It was a grisly episode and it may well cost the Exeter hooker a place in the 31-man squad due to be named within a fortnight. Certainly, his uncapped rival, Jamie George, will have an opportunity to make a name for himself when England travel to Paris on Saturday. If the Saracens forward lives up to his reputation as one of the two or three most accurate throwers in the land, while holding it together at the scrum, inclusion will be an open and shut case.
England’s frailties at the set piece were wide ranging. Mako Vunipola, eye-wateringly good around the field, was asked some very awkward questions by the Catalan strongman Nicolas Mas and struggled to come up with a full list of answers. As for the much talked about Kieran Brookes on the tight-head side of the scrum, suffice to say he will have more productive days at the office. The big winner at close quarters from the England perspective was Alex Corbisiero, who provided some much needed solidity just when things were turning to liquid.
Talking of which, the fluidity of England’s back play in the opening exchanges was infinitely more positive. Watson’s early tries both owed something to high-calibre distribution by Slade, whose quick hands allowed the Bath wing to make a fool of Brice Dulin en route to the right corner and whose long pass from the first receiver position sparked an even better attack involving Burgess, May and Owen Farrell. As for the Exeter midfielder’s flick under pressure in the build-up to May’s finish shortly after the interval… Watson, for one, was suitably impressed.
“Henry has unbelievable skills,” he remarked. “Great passing game, great kicking game, great footwork – he’s quality. I’ve been playing rugby with him since we were 15, so I wasn’t really surprised by that performance. But he’s had to wait a fair bit of time for his chance and I think it’s made him hungrier. That display was a good reflection of what he offers.”
Slade may have been wearing the No 13 shirt, but he performed the No 12 role whenever England had an attacking platform: a clever means of disguising Burgess’s obvious deficiencies as a union playmaker while retaining the cross-coder’s attributes in the wrecking ball department. Whether this is sustainable against teams who bring more to the midfield party than the French managed – a team like the Wallabies, for example – is the mootest of moot points, but the England coaches seem determined to give it a go.
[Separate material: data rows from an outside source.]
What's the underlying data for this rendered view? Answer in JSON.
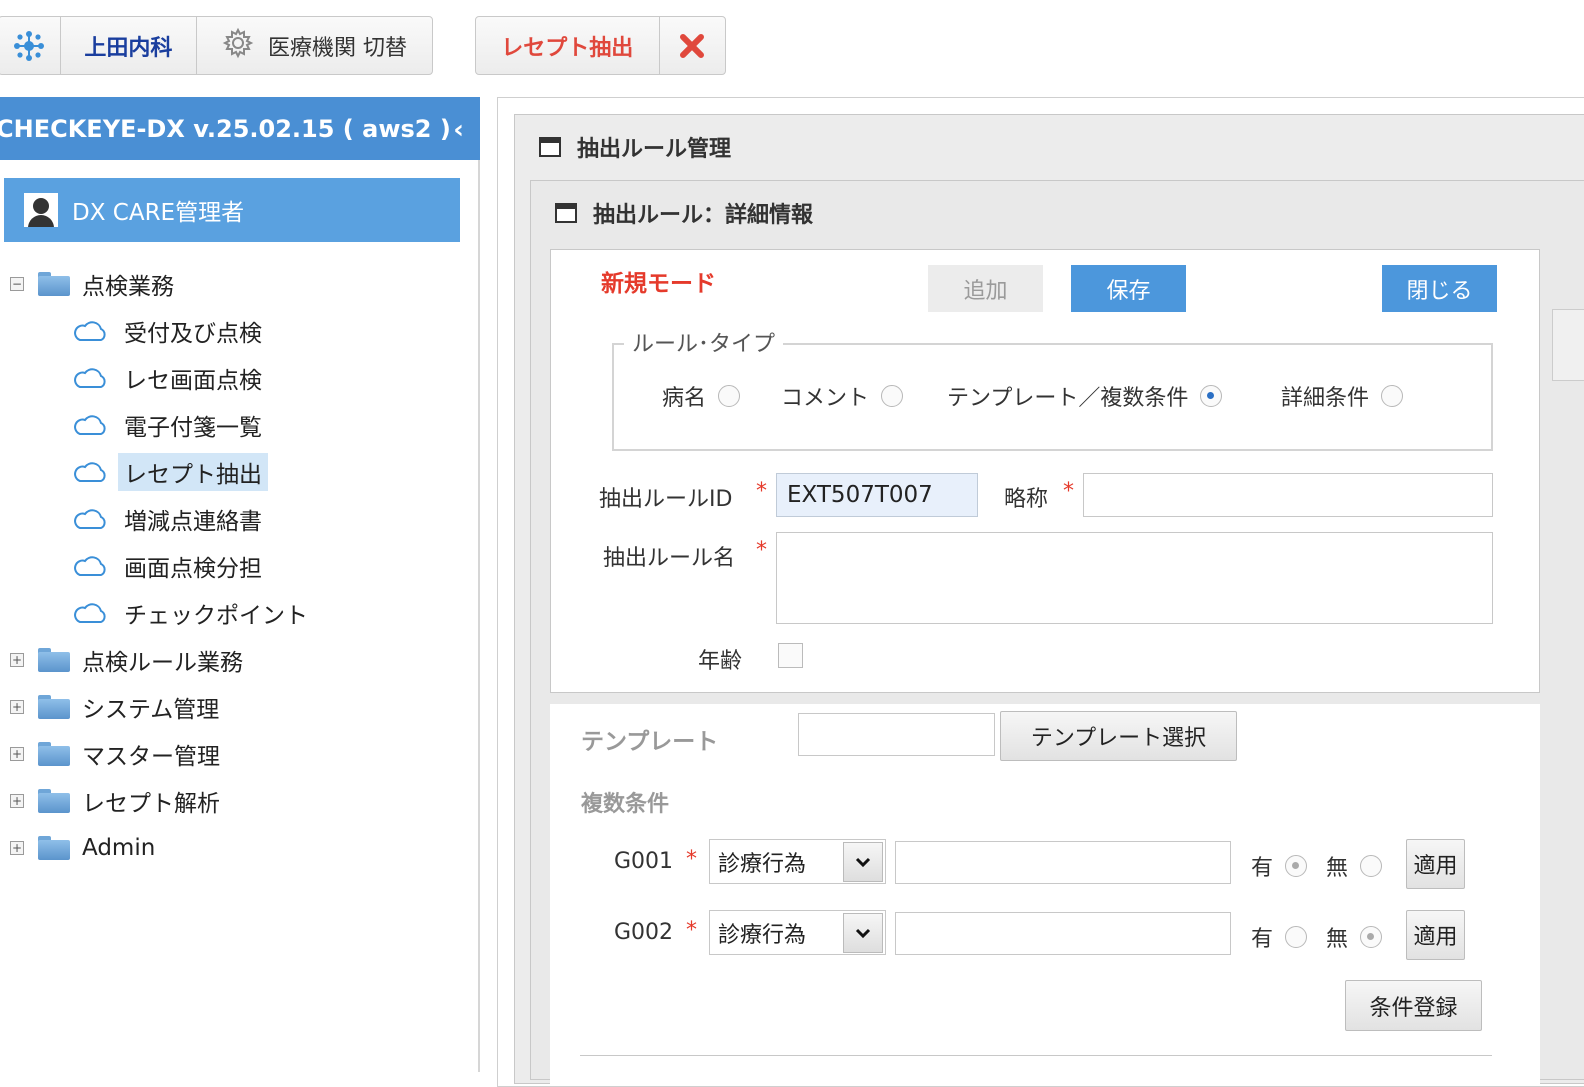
{
  "toolbar": {
    "clinic_name": "上田内科",
    "switch_label": "医療機関 切替",
    "tab_label": "レセプト抽出"
  },
  "left": {
    "header_title": "CHECKEYE-DX v.25.02.15 ( aws2 )",
    "user_name": "DX CARE管理者",
    "tree": {
      "group_open": "点検業務",
      "items": [
        "受付及び点検",
        "レセ画面点検",
        "電子付箋一覧",
        "レセプト抽出",
        "増減点連絡書",
        "画面点検分担",
        "チェックポイント"
      ],
      "groups_closed": [
        "点検ルール業務",
        "システム管理",
        "マスター管理",
        "レセプト解析",
        "Admin"
      ]
    }
  },
  "main": {
    "panel_title": "抽出ルール管理",
    "detail_title": "抽出ルール：詳細情報",
    "mode_label": "新規モード",
    "buttons": {
      "add": "追加",
      "save": "保存",
      "close": "閉じる"
    },
    "rule_type": {
      "legend": "ルール･タイプ",
      "options": [
        "病名",
        "コメント",
        "テンプレート／複数条件",
        "詳細条件"
      ],
      "selected": "テンプレート／複数条件"
    },
    "fields": {
      "rule_id_label": "抽出ルールID",
      "rule_id_value": "EXT507T007",
      "short_name_label": "略称",
      "short_name_value": "",
      "rule_name_label": "抽出ルール名",
      "rule_name_value": "",
      "age_label": "年齢",
      "required_mark": "*"
    },
    "template": {
      "label": "テンプレート",
      "value": "",
      "select_button": "テンプレート選択"
    },
    "conditions": {
      "label": "複数条件",
      "rows": [
        {
          "id": "G001",
          "type": "診療行為",
          "value": "",
          "yes": "有",
          "no": "無",
          "selected": "有",
          "apply": "適用"
        },
        {
          "id": "G002",
          "type": "診療行為",
          "value": "",
          "yes": "有",
          "no": "無",
          "selected": "無",
          "apply": "適用"
        }
      ],
      "register_button": "条件登録"
    }
  }
}
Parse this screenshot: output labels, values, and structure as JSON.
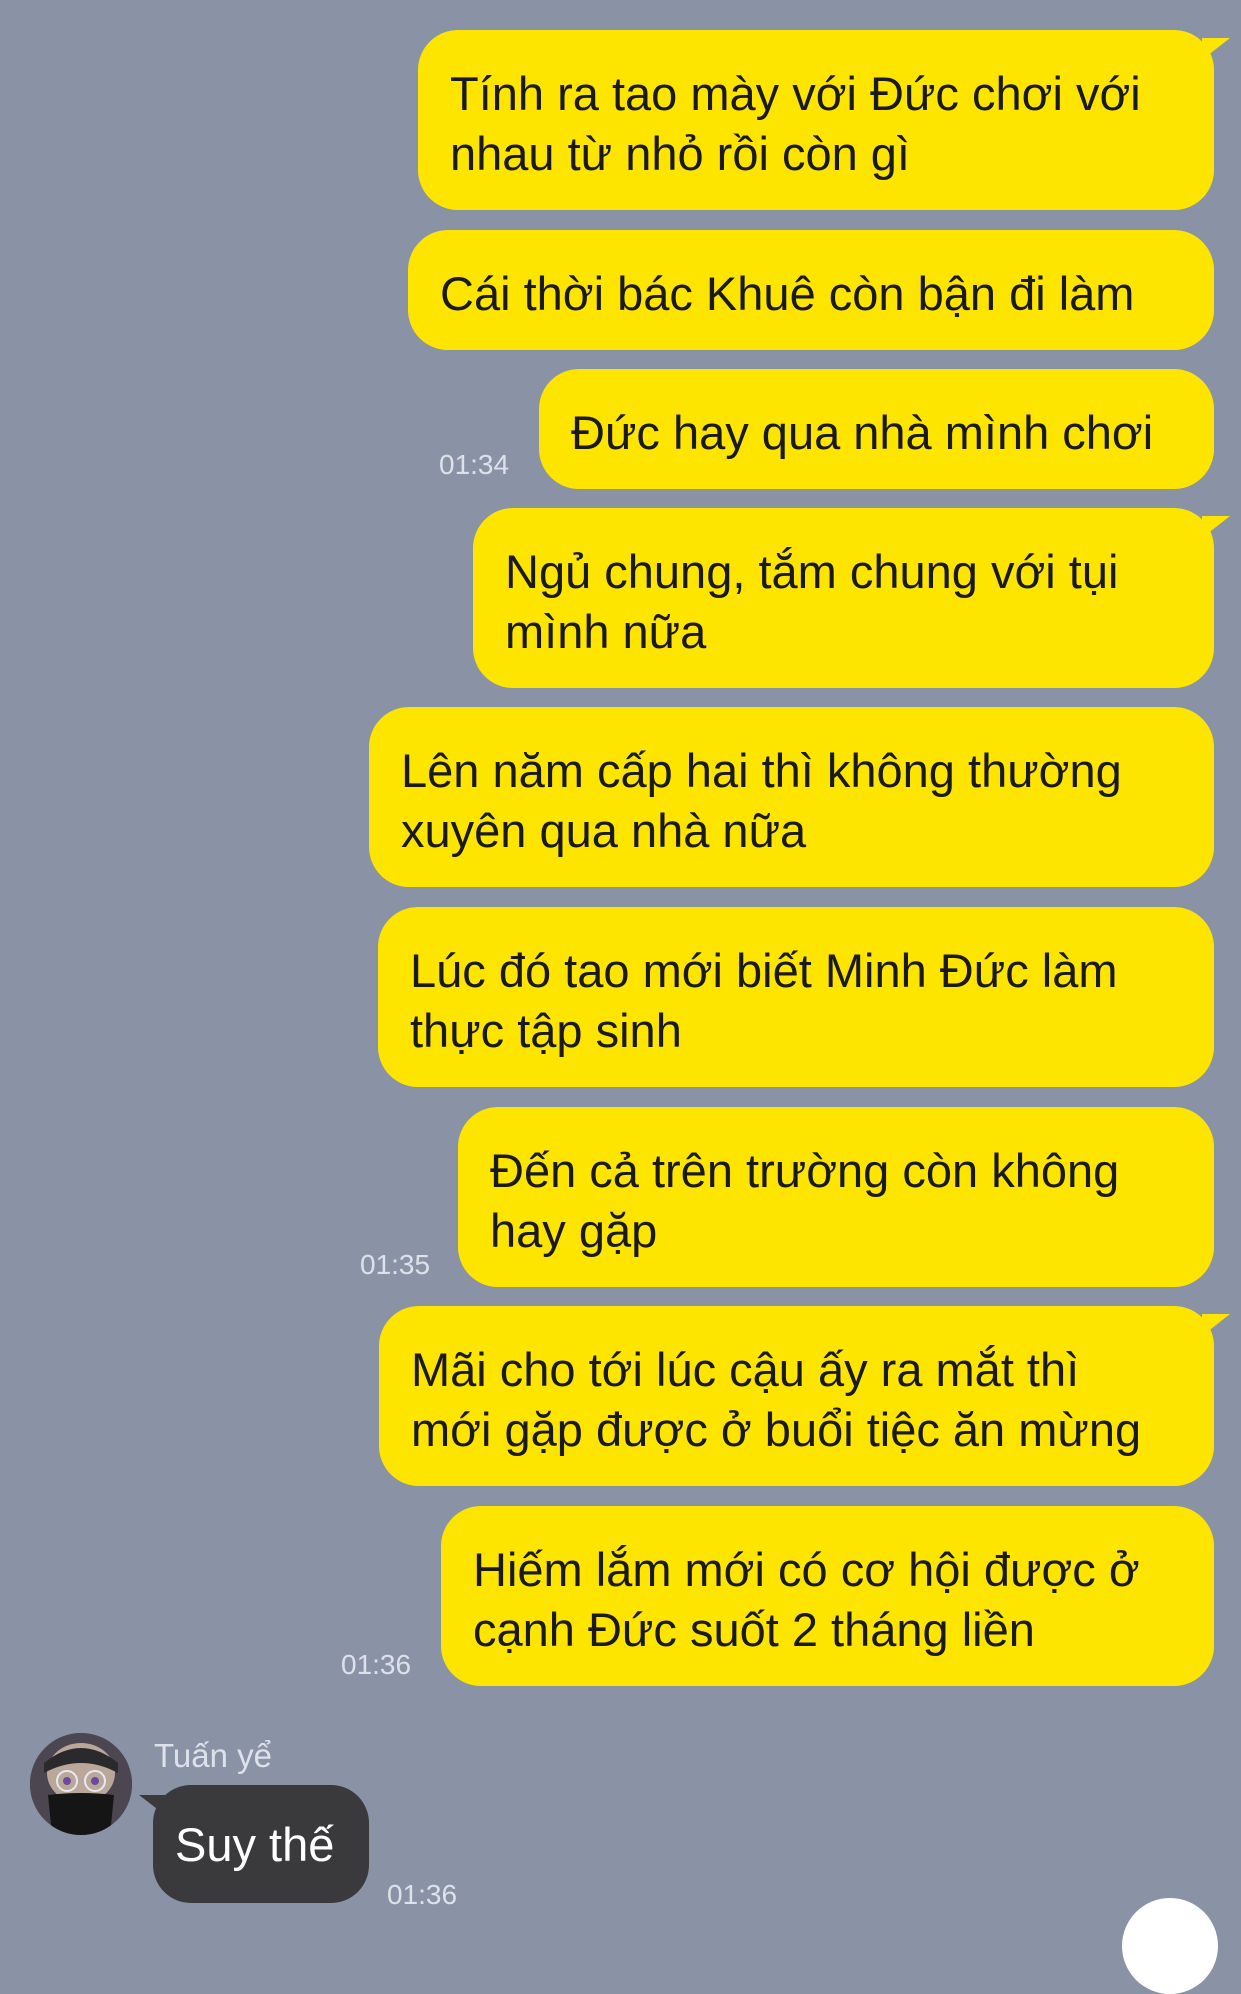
{
  "messages": [
    {
      "text": "Tính ra tao mày với Đức chơi với\nnhau từ nhỏ rồi còn gì"
    },
    {
      "text": "Cái thời bác Khuê còn bận đi làm"
    },
    {
      "text": "Đức hay qua nhà mình chơi",
      "time": "01:34"
    },
    {
      "text": "Ngủ chung, tắm chung với tụi\nmình nữa"
    },
    {
      "text": "Lên năm cấp hai thì không thường\nxuyên qua nhà nữa"
    },
    {
      "text": "Lúc đó tao mới biết Minh Đức làm\nthực tập sinh"
    },
    {
      "text": "Đến cả trên trường còn không\nhay gặp",
      "time": "01:35"
    },
    {
      "text": "Mãi cho tới lúc cậu ấy ra mắt thì\nmới gặp được ở buổi tiệc ăn mừng"
    },
    {
      "text": "Hiếm lắm mới có cơ hội được ở\ncạnh Đức suốt 2 tháng liền",
      "time": "01:36"
    }
  ],
  "incoming": {
    "sender": "Tuấn yể",
    "text": "Suy thế",
    "time": "01:36"
  }
}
Burgess had an interesting evening. If his first act was to put Szarzewski on his not inconsiderable front-rower’s backside – a tackle replayed from a dozen different angles by broadcasters, who might as well declare their undying love for the man and have done with it – his second was to finish a distant second in a foot race against Rémi Lamerat. He also conceded three points by failing to shift his carcass sufficiently quickly at a ruck and spent 10 minutes in the cooler for obstructing Morgan Parra on a sucker-punch, tapped penalty routine.
Yet he emerged from his debut with honours even: no mean feat for a player who, this time last year, was still playing an alien form of rugby in Australia. It is no easy thing to peddle a form of rugby league under union conditions and get away with it, so it would be churlish not to congratulate him on his resourcefulness, at least.
“Thankfully, the sin-binning didn’t cost us the game,” Burgess said. “I didn’t realise it was an automatic yellow card, but I’ll learn from it and won’t be doing it again. Not that I’ll lose too much sleep over it. I sometimes think there are people who’ve played union all their lives who still don’t know all the rules. Man, there are a lot of rules.”
Actually, the union game has laws rather than rules, but why split hairs? A tackle is a tackle in any form of rugby.Reuse content